# WORK INSTRUCTIONS
In how many lines of the records does "Windows" appear? Answer with one number.

Items from an interface collection:
# # # # # # #

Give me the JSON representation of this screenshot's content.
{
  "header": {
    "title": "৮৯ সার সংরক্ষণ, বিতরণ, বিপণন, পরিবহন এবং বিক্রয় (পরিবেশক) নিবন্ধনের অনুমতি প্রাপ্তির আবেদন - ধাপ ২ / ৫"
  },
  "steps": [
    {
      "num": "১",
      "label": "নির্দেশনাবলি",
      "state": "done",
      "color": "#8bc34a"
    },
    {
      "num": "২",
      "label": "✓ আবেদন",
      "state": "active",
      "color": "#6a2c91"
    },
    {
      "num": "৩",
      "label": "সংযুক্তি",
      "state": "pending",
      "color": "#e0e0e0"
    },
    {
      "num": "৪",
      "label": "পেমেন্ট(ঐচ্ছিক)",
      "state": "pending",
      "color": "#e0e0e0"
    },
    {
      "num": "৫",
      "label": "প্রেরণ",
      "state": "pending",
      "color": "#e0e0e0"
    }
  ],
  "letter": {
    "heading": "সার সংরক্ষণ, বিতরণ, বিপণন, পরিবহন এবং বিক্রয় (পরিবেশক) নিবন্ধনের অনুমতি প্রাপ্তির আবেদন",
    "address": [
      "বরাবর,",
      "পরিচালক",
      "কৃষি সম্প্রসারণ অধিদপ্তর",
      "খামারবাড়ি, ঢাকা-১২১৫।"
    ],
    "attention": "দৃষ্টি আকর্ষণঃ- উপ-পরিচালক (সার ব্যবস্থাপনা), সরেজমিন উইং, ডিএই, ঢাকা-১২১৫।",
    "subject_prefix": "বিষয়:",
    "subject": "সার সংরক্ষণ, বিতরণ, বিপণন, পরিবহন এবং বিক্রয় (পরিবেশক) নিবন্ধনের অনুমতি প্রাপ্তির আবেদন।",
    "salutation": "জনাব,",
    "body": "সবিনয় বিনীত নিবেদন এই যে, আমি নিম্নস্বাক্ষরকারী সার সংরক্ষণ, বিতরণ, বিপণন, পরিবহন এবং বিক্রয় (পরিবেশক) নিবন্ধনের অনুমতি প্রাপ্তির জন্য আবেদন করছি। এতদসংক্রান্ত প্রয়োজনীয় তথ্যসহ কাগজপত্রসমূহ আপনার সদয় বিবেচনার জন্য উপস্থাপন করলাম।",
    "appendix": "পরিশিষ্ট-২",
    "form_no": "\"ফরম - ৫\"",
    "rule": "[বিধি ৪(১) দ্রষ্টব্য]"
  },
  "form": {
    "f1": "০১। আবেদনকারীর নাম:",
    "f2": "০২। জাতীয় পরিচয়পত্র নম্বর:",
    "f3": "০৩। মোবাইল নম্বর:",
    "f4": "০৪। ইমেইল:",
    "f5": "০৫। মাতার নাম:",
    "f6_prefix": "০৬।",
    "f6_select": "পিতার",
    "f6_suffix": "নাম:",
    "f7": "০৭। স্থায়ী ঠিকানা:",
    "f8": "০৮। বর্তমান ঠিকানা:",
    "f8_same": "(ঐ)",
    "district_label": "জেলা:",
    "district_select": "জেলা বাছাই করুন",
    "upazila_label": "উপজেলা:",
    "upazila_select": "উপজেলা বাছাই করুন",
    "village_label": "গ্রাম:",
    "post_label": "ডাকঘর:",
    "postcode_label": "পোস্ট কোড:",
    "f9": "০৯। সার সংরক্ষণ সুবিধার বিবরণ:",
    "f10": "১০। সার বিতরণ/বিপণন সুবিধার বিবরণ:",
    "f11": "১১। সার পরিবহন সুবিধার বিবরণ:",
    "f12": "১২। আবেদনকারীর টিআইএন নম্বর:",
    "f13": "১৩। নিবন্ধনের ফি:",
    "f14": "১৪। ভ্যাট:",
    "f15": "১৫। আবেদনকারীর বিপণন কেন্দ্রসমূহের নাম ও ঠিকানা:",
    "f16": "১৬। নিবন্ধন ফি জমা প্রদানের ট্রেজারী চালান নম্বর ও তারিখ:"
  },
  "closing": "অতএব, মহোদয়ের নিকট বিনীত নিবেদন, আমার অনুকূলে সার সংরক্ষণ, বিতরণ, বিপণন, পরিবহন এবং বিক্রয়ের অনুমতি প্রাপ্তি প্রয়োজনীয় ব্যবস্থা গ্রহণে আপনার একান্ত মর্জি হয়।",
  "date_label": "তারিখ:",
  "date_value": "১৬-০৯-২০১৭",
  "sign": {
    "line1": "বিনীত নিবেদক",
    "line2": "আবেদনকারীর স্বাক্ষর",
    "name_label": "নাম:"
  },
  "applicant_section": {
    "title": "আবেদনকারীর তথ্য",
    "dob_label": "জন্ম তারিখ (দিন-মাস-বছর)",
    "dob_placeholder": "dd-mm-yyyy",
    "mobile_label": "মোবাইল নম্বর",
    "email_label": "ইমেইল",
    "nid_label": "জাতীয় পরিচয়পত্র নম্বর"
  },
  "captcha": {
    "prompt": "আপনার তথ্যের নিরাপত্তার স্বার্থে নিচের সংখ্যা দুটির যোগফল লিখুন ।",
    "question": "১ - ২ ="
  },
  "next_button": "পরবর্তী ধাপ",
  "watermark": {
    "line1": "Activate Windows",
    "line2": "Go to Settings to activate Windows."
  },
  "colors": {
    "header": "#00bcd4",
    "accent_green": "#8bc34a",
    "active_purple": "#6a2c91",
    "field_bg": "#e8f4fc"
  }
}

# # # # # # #

# FINAL ANSWER
2